    After watching all 56 minutes 8 seconds of the Frontline special and witnessing changing due dates on my bills, due dates on a Sunday, etc., it’s fairly obvious that the CC companies are trying to trip you up into late payments. Maybe there’s even a little conspiracy there between the card issuers to put you into “universal default” status, as they all seem to benefit when you are.

    The first thing every credit cardholder needs to realize: If you’re relying on USPS to deliver your bills from and payments to creditors in a timely manner, you will wind up in universal default at some point in your life. While their incompetence is not intentional or motivated by greed like the CC companies, USPS is your worst ally in the credit card war. Make sure you are not only paying, but receiving your bills electronically as well. That is the only way shrinking grace periods can now be managed effectively.

    The bottom line is that the agreement that nobody reads pretty much gives the card issuer the legal right to do whatever they please. If you call and gripe about an unfair late charge or interest rate that was improperly reset, they may refund you or make an adjustment. But 99% of the time it’s not because they’ve acted outside the scope of what you’ve agreed to (but haven’t read), but simply because they don’t want to lose you as a customer.

    In 25 years as a CC holder, I’ve been extra-vigilant to ensure I’ve never been late on a payment. And I never have. When I’m expecting a bill on the 10th of the month and the 11th comes and the bill hasn’t arrived, I am on the card’s website to pull down a copy.
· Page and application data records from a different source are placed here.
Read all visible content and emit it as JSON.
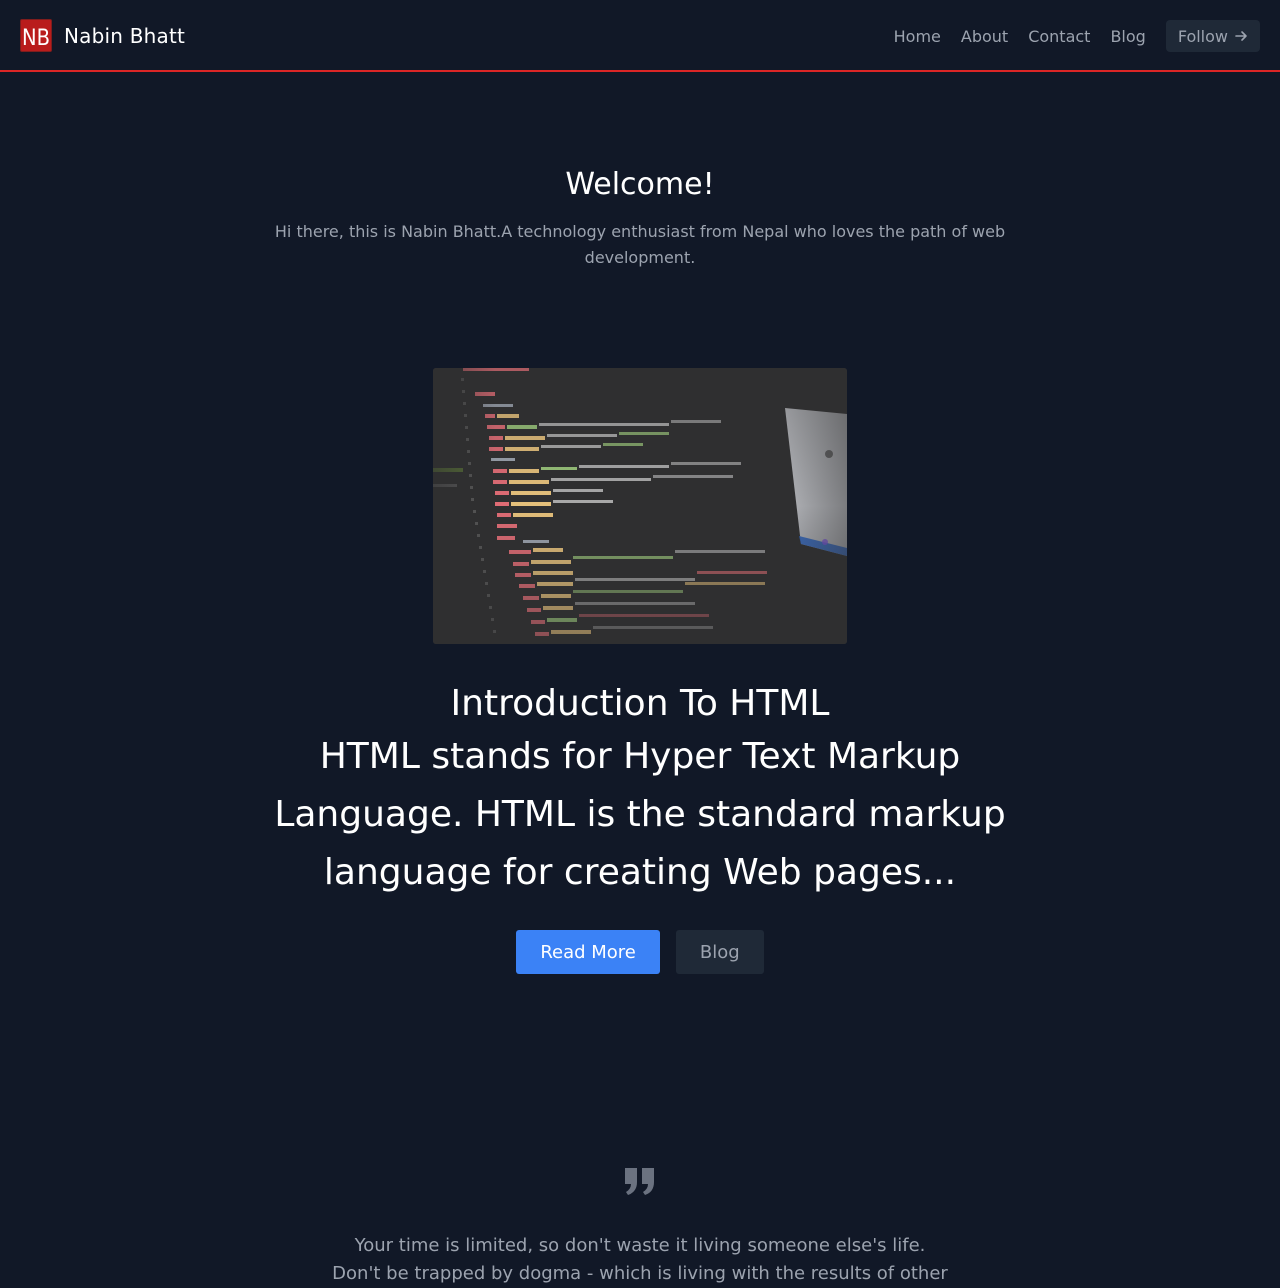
{
  "header": {
    "logo_text": "NB",
    "brand_name": "Nabin Bhatt",
    "nav": [
      "Home",
      "About",
      "Contact",
      "Blog"
    ],
    "follow_label": "Follow",
    "accent_color": "#dc2626"
  },
  "welcome": {
    "title": "Welcome!",
    "subtitle": "Hi there, this is Nabin Bhatt.A technology enthusiast from Nepal who loves the path of web development."
  },
  "hero_image": {
    "alt": "code editor screenshot"
  },
  "article": {
    "title": "Introduction To HTML",
    "summary": "HTML stands for Hyper Text Markup Language. HTML is the standard markup language for creating Web pages...",
    "read_more_label": "Read More",
    "blog_label": "Blog"
  },
  "quote": {
    "icon": "quote-icon",
    "line1": "Your time is limited, so don't waste it living someone else's life.",
    "line2": "Don't be trapped by dogma - which is living with the results of other"
  },
  "colors": {
    "background": "#111827",
    "primary_button": "#3b82f6",
    "secondary_button": "#1f2937"
  }
}
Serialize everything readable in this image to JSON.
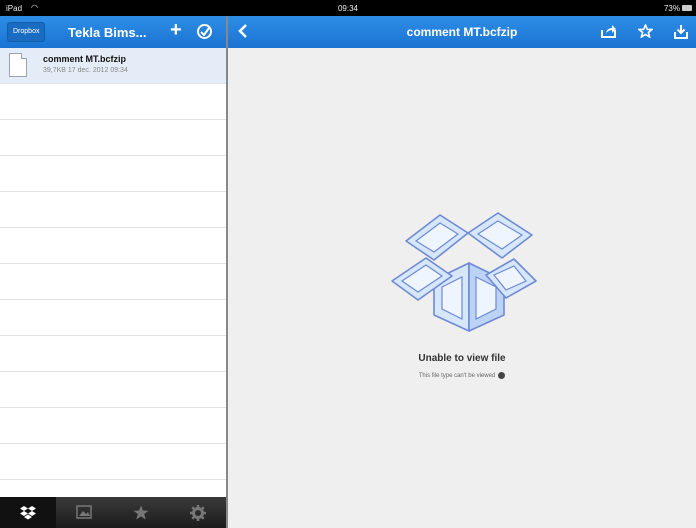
{
  "status_bar": {
    "carrier": "iPad",
    "time": "09:34",
    "battery": "73%"
  },
  "sidebar": {
    "dropbox_button": "Dropbox",
    "title": "Tekla Bims...",
    "add_label": "+",
    "files": [
      {
        "name": "comment MT.bcfzip",
        "meta": "39,7KB 17 dec. 2012 09:34"
      }
    ],
    "tabs": [
      "dropbox-icon",
      "photos-icon",
      "favorites-icon",
      "settings-icon"
    ]
  },
  "main": {
    "title": "comment MT.bcfzip",
    "message_title": "Unable to view file",
    "message_sub": "This file type can't be viewed"
  },
  "colors": {
    "header_blue": "#1b74d2",
    "sidebar_bg": "#ffffff",
    "content_bg": "#efefef",
    "tab_bar": "#222222"
  }
}
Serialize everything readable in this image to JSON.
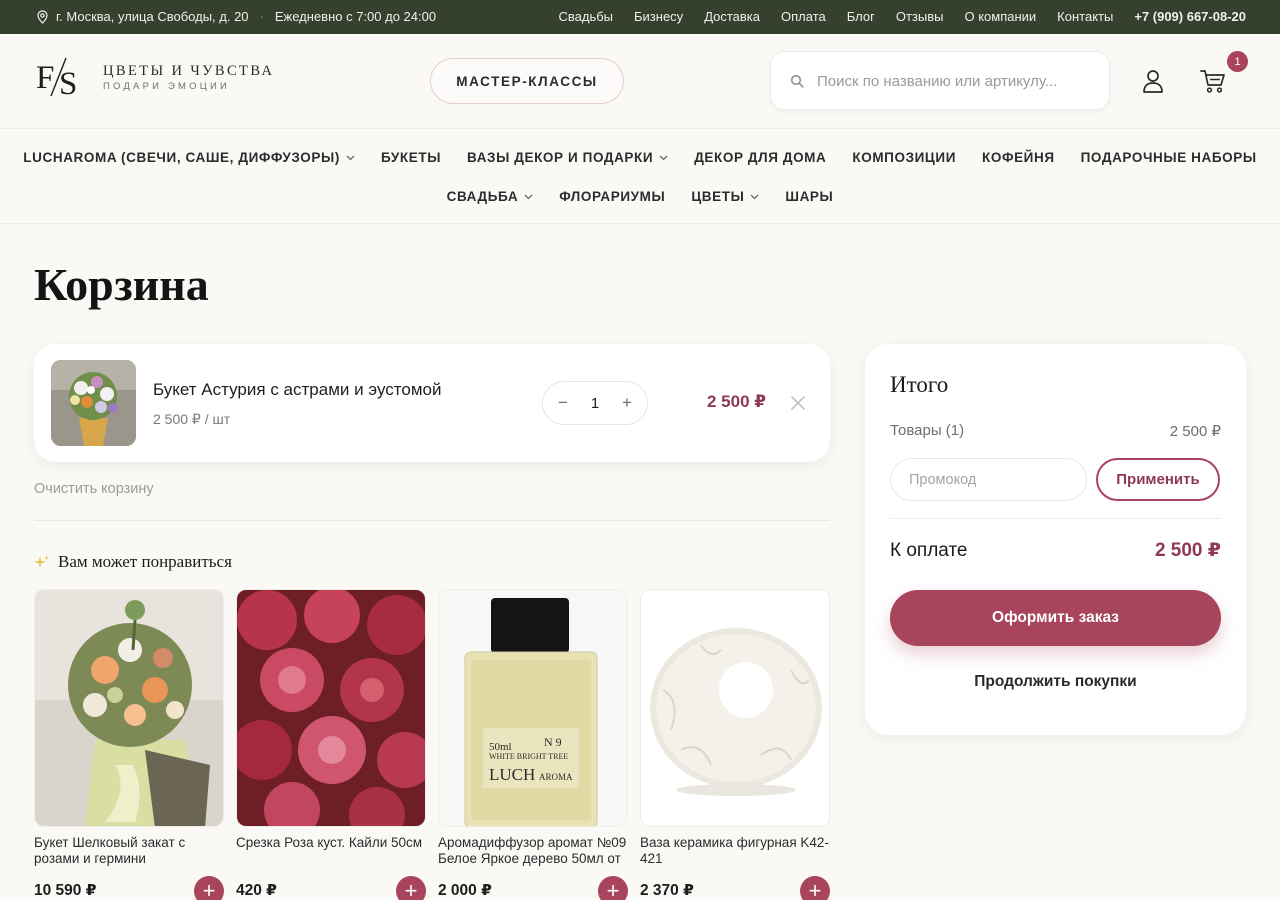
{
  "topbar": {
    "address": "г. Москва, улица Свободы, д. 20",
    "separator": "·",
    "hours": "Ежедневно с 7:00 до 24:00",
    "links": [
      "Свадьбы",
      "Бизнесу",
      "Доставка",
      "Оплата",
      "Блог",
      "Отзывы",
      "О компании",
      "Контакты"
    ],
    "phone": "+7 (909) 667-08-20",
    "icon": "location-pin-icon"
  },
  "header": {
    "logo_mark": "F/S",
    "logo_title": "ЦВЕТЫ И ЧУВСТВА",
    "logo_subtitle": "ПОДАРИ ЭМОЦИИ",
    "master_button": "МАСТЕР-КЛАССЫ",
    "search_placeholder": "Поиск по названию или артикулу...",
    "cart_count": "1"
  },
  "nav": {
    "row1": [
      {
        "label": "LUCHAROMA (СВЕЧИ, САШЕ, ДИФФУЗОРЫ)",
        "dropdown": true
      },
      {
        "label": "БУКЕТЫ",
        "dropdown": false
      },
      {
        "label": "ВАЗЫ ДЕКОР И ПОДАРКИ",
        "dropdown": true
      },
      {
        "label": "ДЕКОР ДЛЯ ДОМА",
        "dropdown": false
      },
      {
        "label": "КОМПОЗИЦИИ",
        "dropdown": false
      },
      {
        "label": "КОФЕЙНЯ",
        "dropdown": false
      },
      {
        "label": "ПОДАРОЧНЫЕ НАБОРЫ",
        "dropdown": false
      }
    ],
    "row2": [
      {
        "label": "СВАДЬБА",
        "dropdown": true
      },
      {
        "label": "ФЛОРАРИУМЫ",
        "dropdown": false
      },
      {
        "label": "ЦВЕТЫ",
        "dropdown": true
      },
      {
        "label": "ШАРЫ",
        "dropdown": false
      }
    ]
  },
  "page": {
    "title": "Корзина"
  },
  "cart": {
    "item": {
      "name": "Букет Астурия с астрами и эустомой",
      "unit_price": "2 500 ₽ / шт",
      "quantity": "1",
      "minus": "−",
      "plus": "+",
      "total": "2 500 ₽"
    },
    "clear": "Очистить корзину"
  },
  "recommendations": {
    "title": "Вам может понравиться",
    "products": [
      {
        "name": "Букет Шелковый закат с розами и гермини",
        "price": "10 590 ₽"
      },
      {
        "name": "Срезка Роза куст. Кайли 50см",
        "price": "420 ₽"
      },
      {
        "name": "Аромадиффузор аромат №09 Белое Яркое дерево 50мл от",
        "price": "2 000 ₽"
      },
      {
        "name": "Ваза керамика фигурная K42-421",
        "price": "2 370 ₽"
      }
    ],
    "add_symbol": "+"
  },
  "summary": {
    "title": "Итого",
    "goods_label": "Товары (1)",
    "goods_value": "2 500 ₽",
    "promo_placeholder": "Промокод",
    "apply": "Применить",
    "pay_label": "К оплате",
    "pay_value": "2 500 ₽",
    "checkout": "Оформить заказ",
    "continue": "Продолжить покупки"
  },
  "bottle_label": {
    "volume": "50ml",
    "number": "N 9",
    "scent": "WHITE BRIGHT TREE",
    "brand_main": "LUCH",
    "brand_tail": "AROMA"
  },
  "colors": {
    "topbar_bg": "#36402f",
    "accent": "#a9445d",
    "price": "#8f3a52",
    "page_bg": "#fbf9f6"
  }
}
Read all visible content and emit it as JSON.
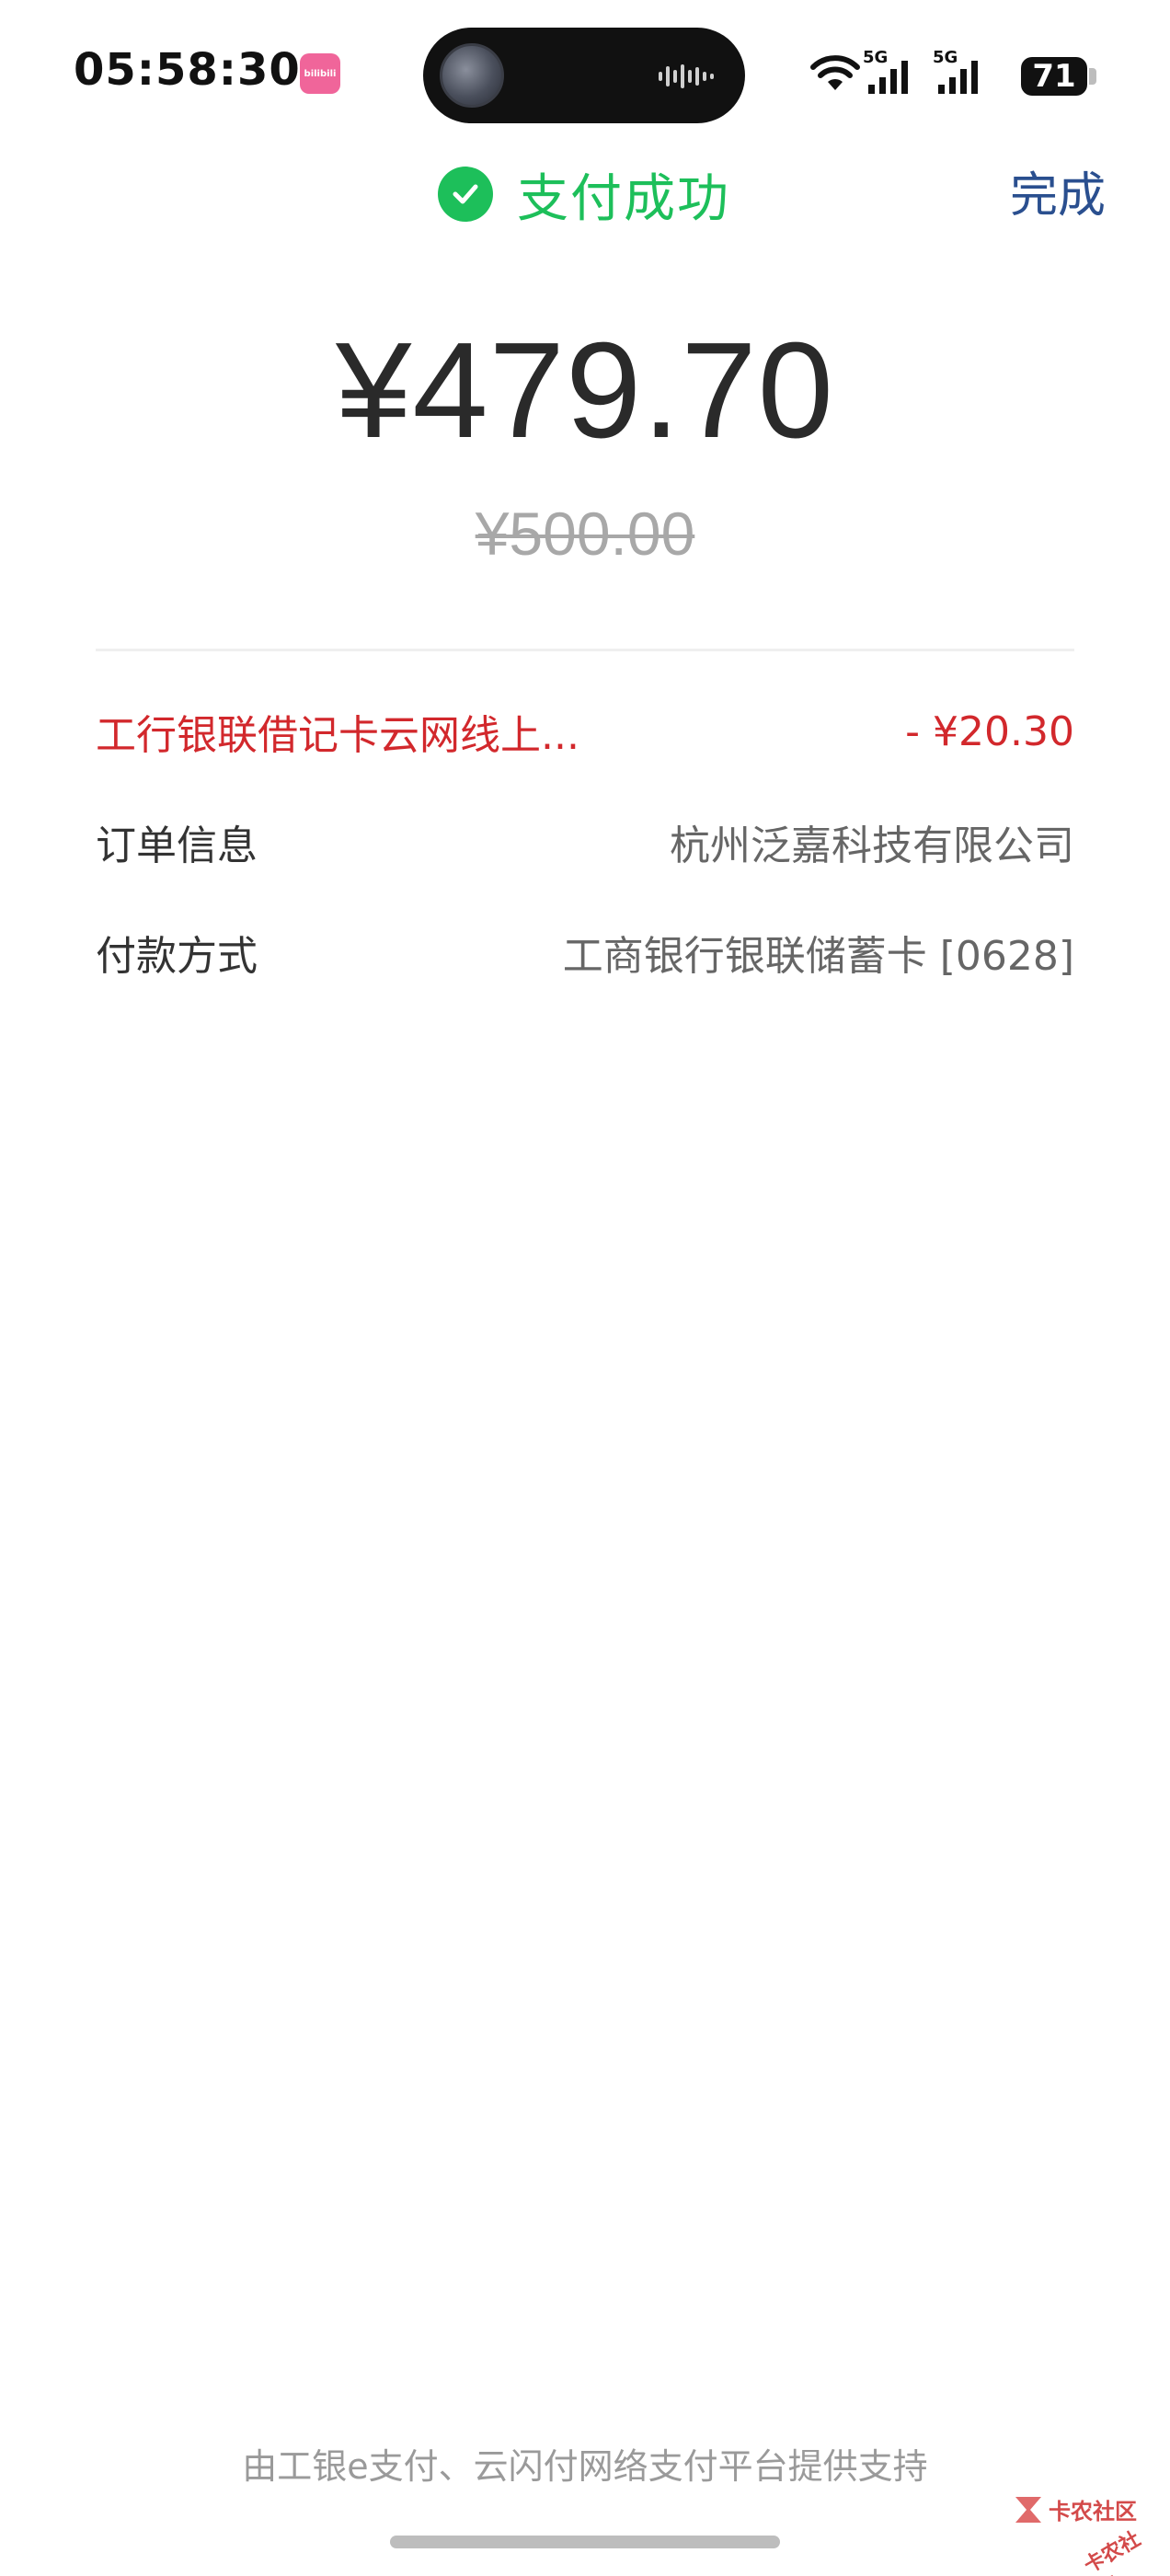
{
  "status_bar": {
    "time": "05:58:30",
    "app_badge_label": "bilibili",
    "battery_level": "71",
    "network_labels": [
      "5G",
      "5G"
    ]
  },
  "header": {
    "title": "支付成功",
    "done_label": "完成",
    "success_color": "#1dbf5a"
  },
  "payment": {
    "amount": "¥479.70",
    "original_amount": "¥500.00"
  },
  "details": {
    "discount_label": "工行银联借记卡云网线上...",
    "discount_value": "- ¥20.30",
    "order_label": "订单信息",
    "order_value": "杭州泛嘉科技有限公司",
    "payment_method_label": "付款方式",
    "payment_method_value": "工商银行银联储蓄卡 [0628]"
  },
  "footer": {
    "text": "由工银e支付、云闪付网络支付平台提供支持"
  },
  "watermark": {
    "text": "卡农社区",
    "text2": "卡农社区"
  },
  "colors": {
    "accent_green": "#1dbf5a",
    "discount_red": "#d2282c",
    "link_blue": "#2a4f8f"
  }
}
    Anybody who’s serious about using credit cards needs to be extra attentive to every detail, especially one as basic as the due date. I agree that Chase and other issuers are doing everything in their power to trip me up within the scope of the unilateral agreement I haven’t read. My best revenge is to beat them at their game, and by doing so, enjoy the benefits they offer–nice rebates and a free loan of money every month. That these benefits come at the expense of those paying $39 late fees and 30% interest rates, so be it. Do whatever it takes to pay by the due date, and kwitcherbeefin.

  54. kalmakazee says:

    @ Fugly

    Maybe my big mouth did a good job getting me outta the mess that i didn’t even start? Or maybe Santa was watching over me a little early this year, lol. Who knows what the reason is but I ain’t complain’. :-)